FANG: Did you design any of the effects?
SAVINI: No, the MEG guys did all that. Though I did say, “I hope I haven’t been too annoying,” because I’d come on and say, “You need to lift that or move that.” But that’s just my supervising. But they’re big enough. It’s not ego saying this; it sounds like it is though, but I can imagine the way they’re talking about how much fun it is to be working with me, or someone like me. To me it would be like working with Dick Smith or Rick Baker—for me, that would be a thrill, a dream come true. Self-deprecating I say, “Oh, I hope I haven’t been too annoying [laughs]. Am I in the way? Am I helping?” I think I’m helping.
FANG: What advice did you provide the production?
SAVINI: People are chained to their chairs, the ones who are being tortured, and the singular thing I have learned as a director is, always have a cutaway because if something isn’t working you think, “Oh, wish I had a cutaway.” So I suggested just shooting the hands. I did the same thing with Hayley McElhinney’s character of Sheena, too. Always have a cutaway, just nuances, little saver things. That suffocation scene that those guys did was pretty intense. My only suggestion that day was to Dan Krige, the director, that before you call “action,” just say, “Take a deep breath,” because she gets a plastic bag over her head. We tend to treat people like props sometimes. Hayley couldn’t see what was going on because of the prosthetic eyepieces, but we informed her all the time, someone was always talking to her. She got nauseous in the scene before that, in the reaction scene—the smell of the blood, the taste of it; she was ready to throw up. So somebody took a handkerchief with fragrance on it and held it near her nose so that, even though she was blind, she could still breathe something pleasant and have someone talk to her. It was quite a scene; I mean, she had to die blindfolded and as soon as she heard that it was the last time she would have to do it, she burst into tears. It was a release for her in a really intense scene, as if it was actually happening. The fear that she had to convey, and the physical stuff that was happening to her, and the way it looked; it was pretty grisly. I don’t like stuff like that; I don’t like the real stuff. My demons are always people who probably can’t exist, like Jason. But these kinds of creeps are actually out there. I’m afraid of people, afraid of weird, psycho people. And that is something this movie taps into. Some of them are really quite normal looking in a nice tie and suit, but underneath there’s a hideous psycho.

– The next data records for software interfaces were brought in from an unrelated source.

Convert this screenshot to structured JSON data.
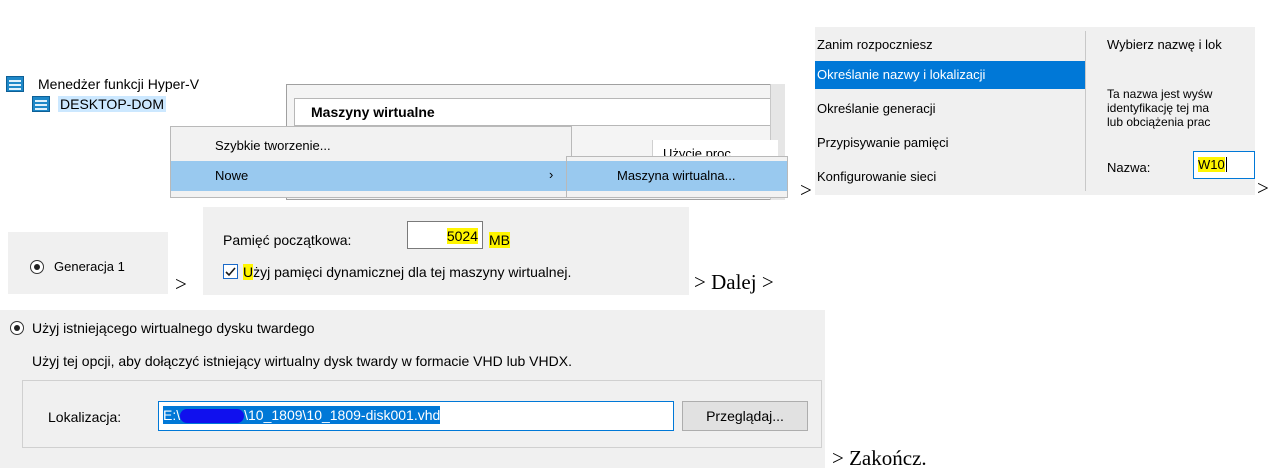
{
  "hyperv": {
    "tree_root": "Menedżer funkcji Hyper-V",
    "tree_host": "DESKTOP-DOM",
    "vm_panel_title": "Maszyny wirtualne",
    "column_cpu": "Użycie proc...",
    "menu_quick_create": "Szybkie tworzenie...",
    "menu_new": "Nowe",
    "menu_new_arrow": "›",
    "submenu_vm": "Maszyna wirtualna..."
  },
  "wizard": {
    "steps": [
      "Zanim rozpoczniesz",
      "Określanie nazwy i lokalizacji",
      "Określanie generacji",
      "Przypisywanie pamięci",
      "Konfigurowanie sieci"
    ],
    "right_title": "Wybierz nazwę i lok",
    "desc_lines": [
      "Ta nazwa jest wyśw",
      "identyfikację tej ma",
      "lub obciążenia prac"
    ],
    "name_label": "Nazwa:",
    "name_value": "W10"
  },
  "generation": {
    "label": "Generacja 1"
  },
  "memory": {
    "label": "Pamięć początkowa:",
    "value": "5024",
    "unit": "MB",
    "dynamic_label_first": "U",
    "dynamic_label_rest": "żyj pamięci dynamicznej dla tej maszyny wirtualnej."
  },
  "disk": {
    "option_label": "Użyj istniejącego wirtualnego dysku twardego",
    "option_desc": "Użyj tej opcji, aby dołączyć istniejący wirtualny dysk twardy w formacie VHD lub VHDX.",
    "location_label": "Lokalizacja:",
    "location_prefix": "E:\\",
    "location_rest": "\\10_1809\\10_1809-disk001.vhd",
    "browse_button": "Przeglądaj..."
  },
  "flow": {
    "arrow": ">",
    "dalej": "> Dalej >",
    "zakoncz": "> Zakończ."
  }
}
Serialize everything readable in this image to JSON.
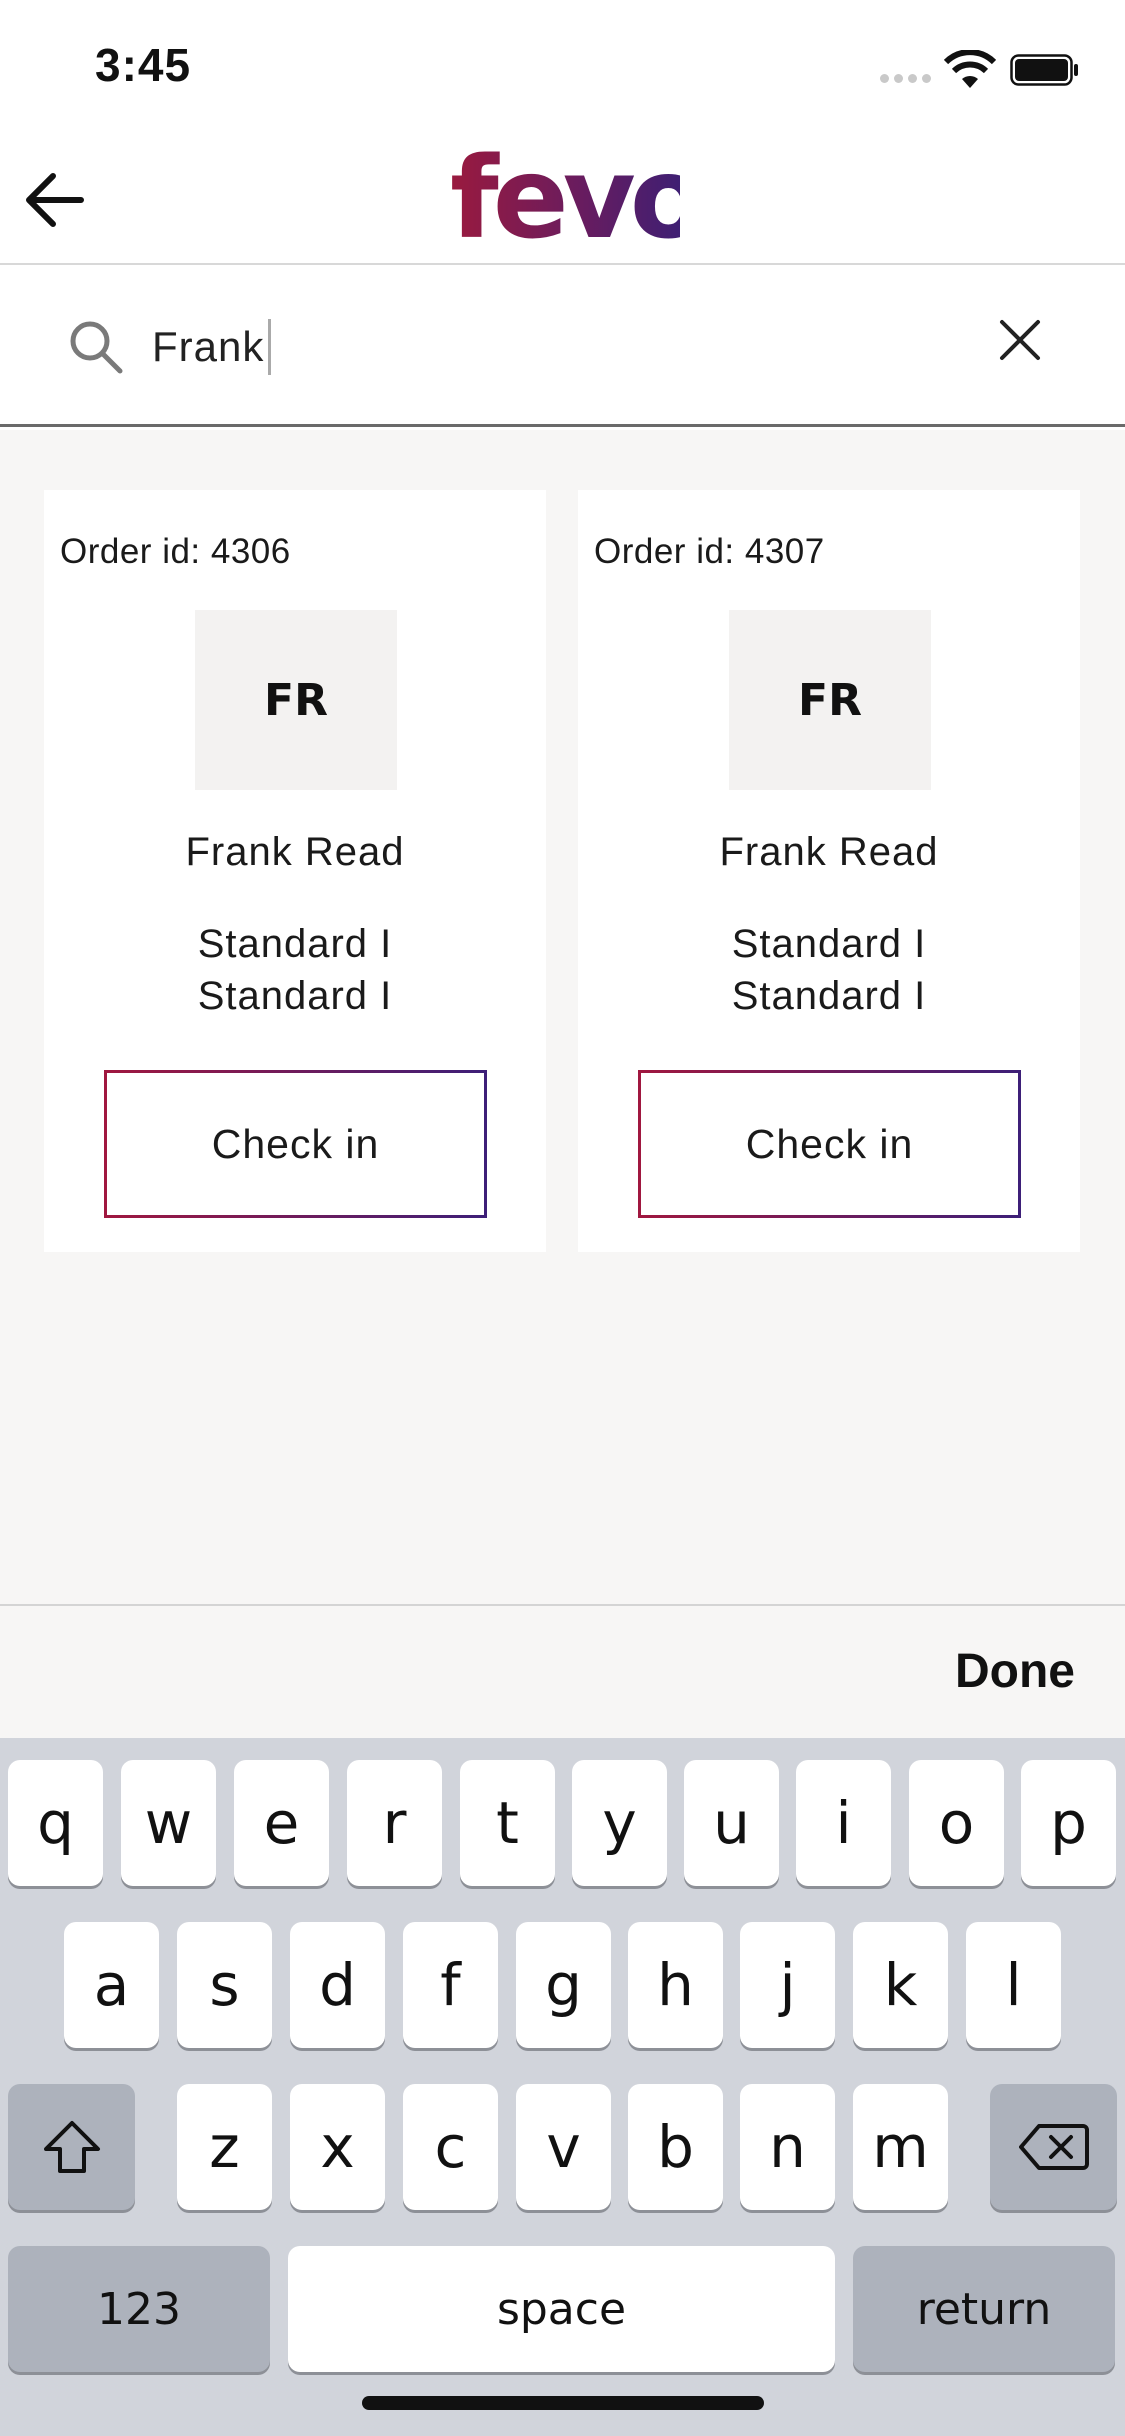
{
  "status_bar": {
    "time": "3:45"
  },
  "header": {
    "logo_text": "fevo",
    "brand_colors": [
      "#9a1a3e",
      "#3f1f73"
    ]
  },
  "search": {
    "value": "Frank",
    "placeholder": ""
  },
  "orders": [
    {
      "order_label": "Order id: 4306",
      "initials": "FR",
      "name": "Frank Read",
      "tickets": [
        "Standard I",
        "Standard I"
      ],
      "button": "Check in"
    },
    {
      "order_label": "Order id: 4307",
      "initials": "FR",
      "name": "Frank Read",
      "tickets": [
        "Standard I",
        "Standard I"
      ],
      "button": "Check in"
    }
  ],
  "keyboard": {
    "done": "Done",
    "row1": [
      "q",
      "w",
      "e",
      "r",
      "t",
      "y",
      "u",
      "i",
      "o",
      "p"
    ],
    "row2": [
      "a",
      "s",
      "d",
      "f",
      "g",
      "h",
      "j",
      "k",
      "l"
    ],
    "row3": [
      "z",
      "x",
      "c",
      "v",
      "b",
      "n",
      "m"
    ],
    "numbers": "123",
    "space": "space",
    "return": "return"
  }
}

FANG: How was it working with the star heavy, Nicholas Hope?
SAVINI: He’s very creepy. I’ve never seen BAD BOY BUBBY. He looked at me as though I was the next meal or something, or he couldn’t wait to kill me. He’s a fabulous guy, a sophisticated, elegant, well-read guy. But in front of the camera, he’s sort of like Hannibal Lecter in the office.
FANG: Do you keep up with the horror scene, and where will INHUMAN RESOURCES fit in?
SAVINI: Yes, and I go to conventions all the time and am asked what is the best horror film you’ve seen recently? Well, there hasn’t been a good horror film lately. PASSION OF THE CHRIST, that to me is just like FRIDAY THE 13TH. But there hasn’t been a decent horror film that has scared me lately. The Swedish film LET THE RIGHT ONE IN was pretty good. I haven’t seen the remake because some of them don’t work. THE RING really did; the moment that made my hair stand up was the girl in the closet. That was Rick Baker. But the rest of them, I just don’t know what’s going on. Maybe it’s the rebirth of the splatter generation? The splatter decade! [Laughs] Maybe we will see the reemergence. Well, shouldn’t it be with me involved in it? Why don’t we make it that, why don’t we just call it that? INHUMAN RESOURCES will not be like a FRIDAY THE 13TH movie where you can’t wait for those idiots to die; teenage morons. You do actually feel for and like these people.
FANGORIA Presents INHUMAN RESOURCES is now available On Demand and iTunes here